A recent study indicated that injuries related to falls from elevated surfaces are more severe than other injury claims because these accidents result in more time away from work, damage to multiple body parts, and more short- and long-term disability leave.
Do Not Let These Accidents Happen to You
- A worker, who was standing on the top of a stepladder, fell when the ladder shifted. He suffered a spinal injury and was out of work for four months.
- Another worker failed to secure an extension ladder at the top and fell 20 feet when the ladder slipped away from the wall.
- Two men were working high up in a building atrium when their scaffold collapsed. They plunged four stories to a concrete deck. One man was dead on arrival at the hospital; the other was in critical condition.
- When a three-story wooden scaffold collapsed, two workers fell to the ground, suffering serious neck and back injuries. A third man working under the scaffolding was also injured.
It’s crucial for construction companies and their workers to implement regular safety training — and put that training to practice. Linked below are several helpful OSHA resources and fact sheets to improve worker safety at your organization:
The Florida Office of Insurance Regulation announced that it has approved a rate decrease for workers’ compensation insurance in Florida. The 1.8% decrease was filed by the National Council on Compensation Insurance (NCCI) in a law-only filing resulting from the effects of the Federal Tax Cuts and Jobs Act. This applies to both new and renewal workers’ compensation insurance policies effective in Florida on or after June 1, 2018.
For more information about the filing, read the official release from the Florida Office of Insurance Regulation.
OSHA has again extended the deadline for employers to electronically submit injury and illness data — this time to December 15, 2017.
The electronic reporting deadline was set for December 1 after being postponed multiple times, but the agency decided to implement another two-week delay to give affected employers additional time to become familiar with the new electronic reporting system launched on August 1, according to a U.S. Department of Labor statement issued on Wednesday.
OSHA is currently reviewing the other provisions of its final rule and intends to publish a notice of proposed rule-making to reconsider, revise or remove portions of that rule in 2018, according to the statement.
Click here for Gulfshore Insurance’s additional resources and a comprehensive training guide on the new electronic submission process.
The Office of Insurance Regulation has received the 2018 Florida workers’ compensation rate filing by the National Council on Compensation Insurance (NCCI), which proposes a statewide average premium decrease of 9.6%. This includes a statewide average rate decrease of 9.3% and a reduction of the fixed expense cost applicable to every workers’ compensation policy in Florida from $200 to $160. The new rates would become effective January 1, 2018.
As always, the Office will review the filing to ensure the proposed changes are not excessive, inadequate, or unfairly discriminatory and evaluate its potential effects on the insurance marketplace and employers, who are required by law to carry this insurance on their employees.

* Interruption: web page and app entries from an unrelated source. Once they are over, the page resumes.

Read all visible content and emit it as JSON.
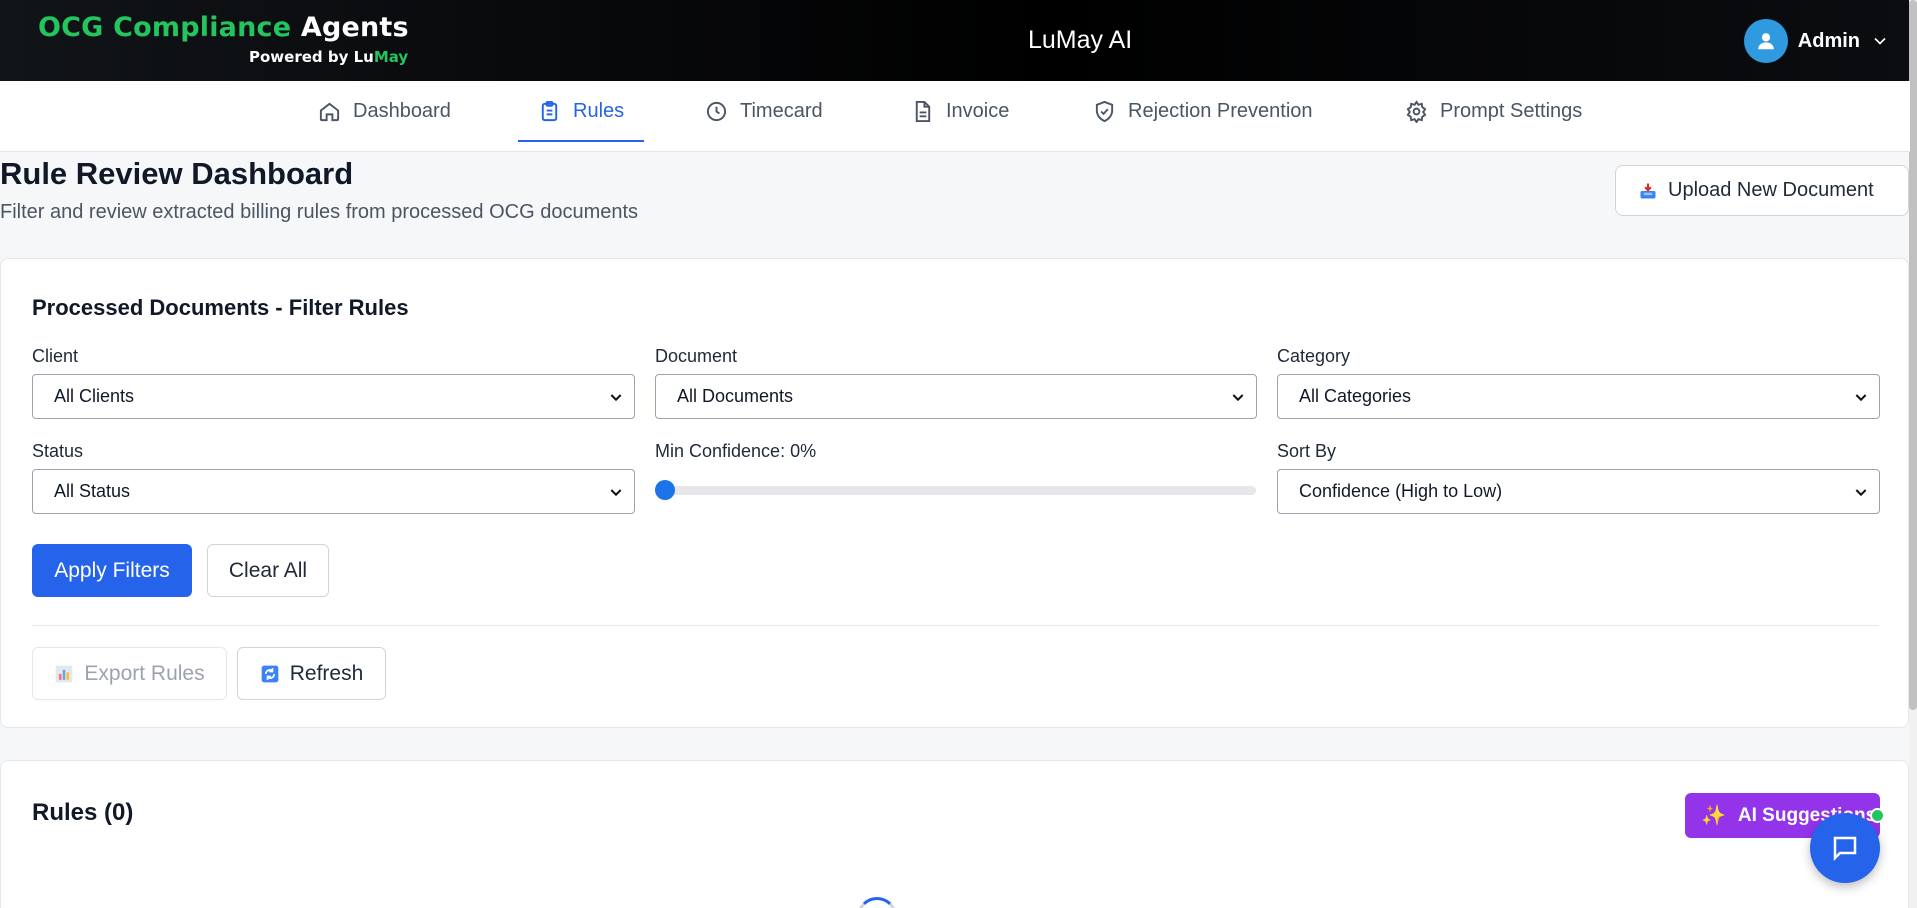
{
  "header": {
    "brand_part1": "OCG Compliance",
    "brand_part2": "Agents",
    "powered_prefix": "Powered by Lu",
    "powered_suffix": "May",
    "app_title": "LuMay AI",
    "user_name": "Admin"
  },
  "nav": {
    "tabs": [
      {
        "label": "Dashboard",
        "icon": "home-icon"
      },
      {
        "label": "Rules",
        "icon": "clipboard-icon",
        "active": true
      },
      {
        "label": "Timecard",
        "icon": "clock-icon"
      },
      {
        "label": "Invoice",
        "icon": "document-icon"
      },
      {
        "label": "Rejection Prevention",
        "icon": "shield-check-icon"
      },
      {
        "label": "Prompt Settings",
        "icon": "gear-icon"
      }
    ]
  },
  "page": {
    "title": "Rule Review Dashboard",
    "subtitle": "Filter and review extracted billing rules from processed OCG documents",
    "upload_button": "Upload New Document"
  },
  "filters": {
    "title": "Processed Documents - Filter Rules",
    "client_label": "Client",
    "client_value": "All Clients",
    "document_label": "Document",
    "document_value": "All Documents",
    "category_label": "Category",
    "category_value": "All Categories",
    "status_label": "Status",
    "status_value": "All Status",
    "confidence_label": "Min Confidence: 0%",
    "confidence_value": 0,
    "sort_label": "Sort By",
    "sort_value": "Confidence (High to Low)",
    "apply_button": "Apply Filters",
    "clear_button": "Clear All",
    "export_button": "Export Rules",
    "refresh_button": "Refresh"
  },
  "rules": {
    "title": "Rules (0)",
    "ai_button": "AI Suggestions"
  },
  "colors": {
    "primary": "#2563eb",
    "brand_green": "#22c55e",
    "ai_purple": "#9333ea"
  }
}
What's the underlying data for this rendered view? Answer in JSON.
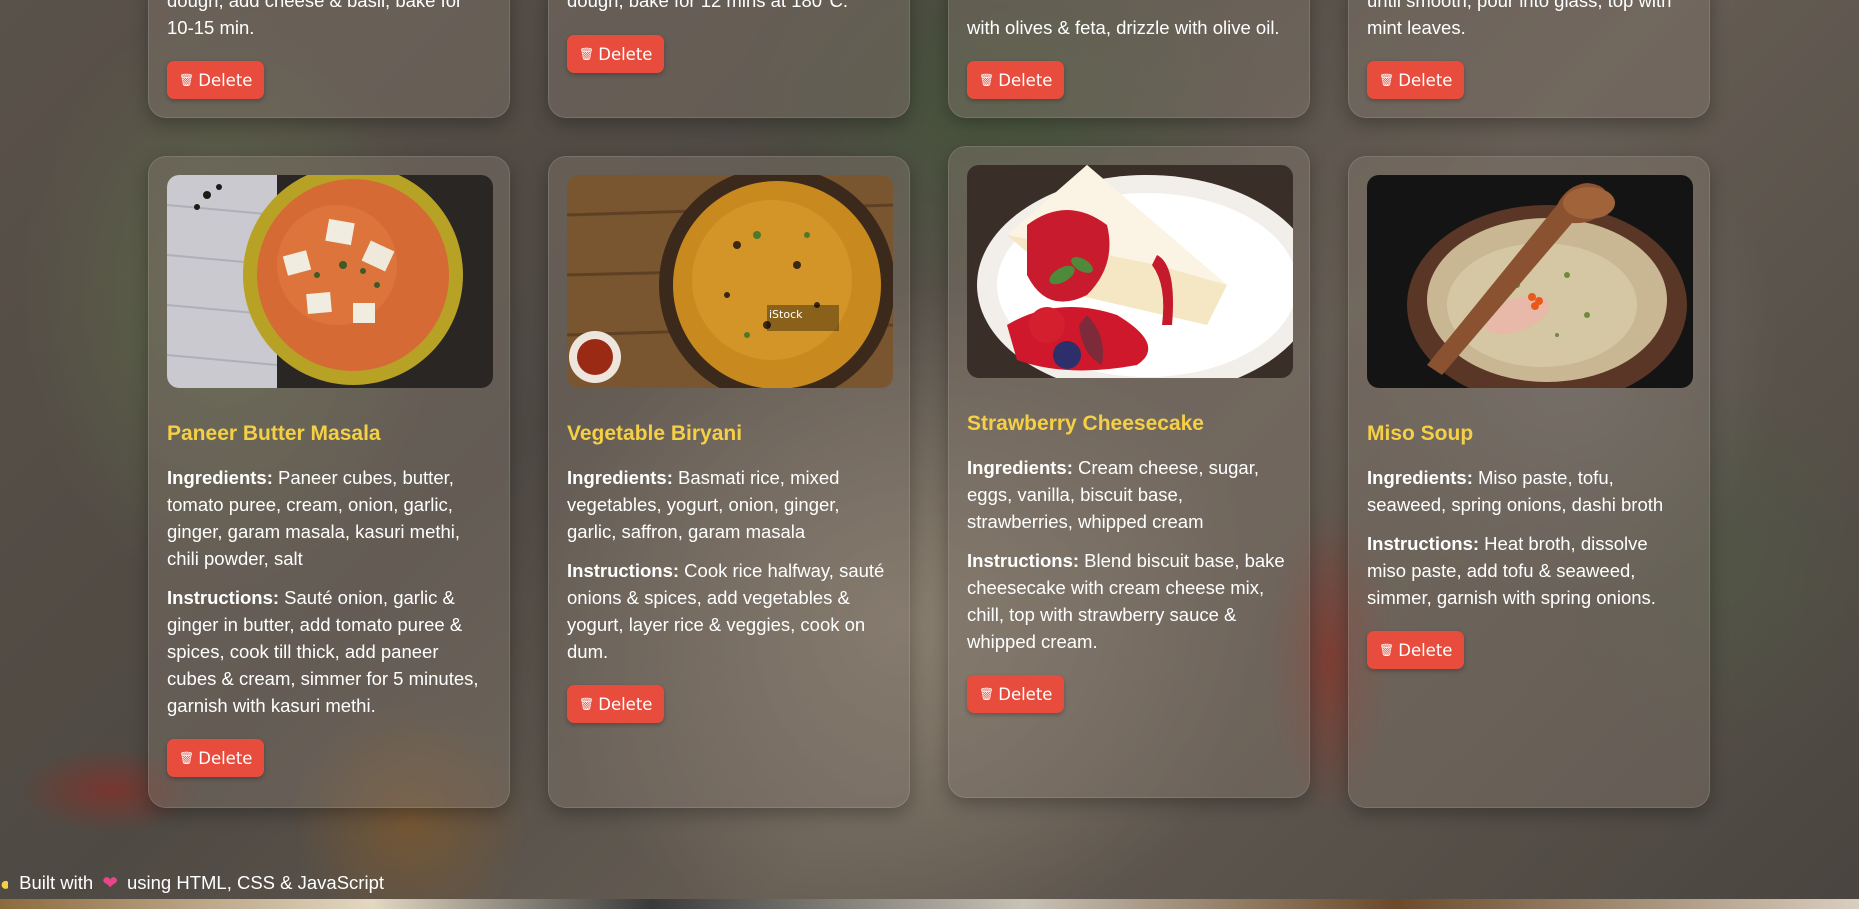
{
  "top_row": [
    {
      "snippet": "dough, add cheese & basil, bake for 10-15 min.",
      "delete_label": "Delete"
    },
    {
      "snippet": "dough, bake for 12 mins at 180°C.",
      "delete_label": "Delete"
    },
    {
      "snippet": "with olives & feta, drizzle with olive oil.",
      "delete_label": "Delete"
    },
    {
      "snippet": "until smooth, pour into glass, top with mint leaves.",
      "delete_label": "Delete"
    }
  ],
  "recipes": [
    {
      "title": "Paneer Butter Masala",
      "ingredients_label": "Ingredients:",
      "ingredients": "Paneer cubes, butter, tomato puree, cream, onion, garlic, ginger, garam masala, kasuri methi, chili powder, salt",
      "instructions_label": "Instructions:",
      "instructions": "Sauté onion, garlic & ginger in butter, add tomato puree & spices, cook till thick, add paneer cubes & cream, simmer for 5 minutes, garnish with kasuri methi.",
      "delete_label": "Delete",
      "image_icon": "paneer-curry-photo"
    },
    {
      "title": "Vegetable Biryani",
      "ingredients_label": "Ingredients:",
      "ingredients": "Basmati rice, mixed vegetables, yogurt, onion, ginger, garlic, saffron, garam masala",
      "instructions_label": "Instructions:",
      "instructions": "Cook rice halfway, sauté onions & spices, add vegetables & yogurt, layer rice & veggies, cook on dum.",
      "delete_label": "Delete",
      "image_icon": "biryani-photo",
      "image_watermark": "iStock"
    },
    {
      "title": "Strawberry Cheesecake",
      "ingredients_label": "Ingredients:",
      "ingredients": "Cream cheese, sugar, eggs, vanilla, biscuit base, strawberries, whipped cream",
      "instructions_label": "Instructions:",
      "instructions": "Blend biscuit base, bake cheesecake with cream cheese mix, chill, top with strawberry sauce & whipped cream.",
      "delete_label": "Delete",
      "image_icon": "cheesecake-photo"
    },
    {
      "title": "Miso Soup",
      "ingredients_label": "Ingredients:",
      "ingredients": "Miso paste, tofu, seaweed, spring onions, dashi broth",
      "instructions_label": "Instructions:",
      "instructions": "Heat broth, dissolve miso paste, add tofu & seaweed, simmer, garnish with spring onions.",
      "delete_label": "Delete",
      "image_icon": "miso-soup-photo"
    }
  ],
  "footer": {
    "prefix": "Built with",
    "suffix": "using HTML, CSS & JavaScript",
    "heart_icon": "heart-icon",
    "bulb_icon": "lightbulb-icon"
  },
  "colors": {
    "title": "#f5d046",
    "delete_button": "#e74c3c",
    "text": "#ffffff"
  }
}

A public rate hearing will be conducted in October.
NCCI is a licensed rating organization authorized to make rate filings on behalf of workers’ compensation insurance companies in Florida. For more information about the filing, read the NCCI press statement.
The Occupational Safety and Health Administration (OSHA) issued a proposed rule to delay the date by which certain employers are required to submit their completed 300A form electronically from July 1 to December 1, 2017.
The Injury Tracking Application or data collection system, which was originally scheduled to launch in February 2017, is expected to launch August 1, allowing employers a 4-month window to electronically submit their 300A forms for 2016 injury and illness data. According to OSHA, the delay will allow affected establishments to familiarize themselves with the electronic reporting system.
Please see the update on OSHA’s Recordkeeping and Reporting Requirements site for additional information.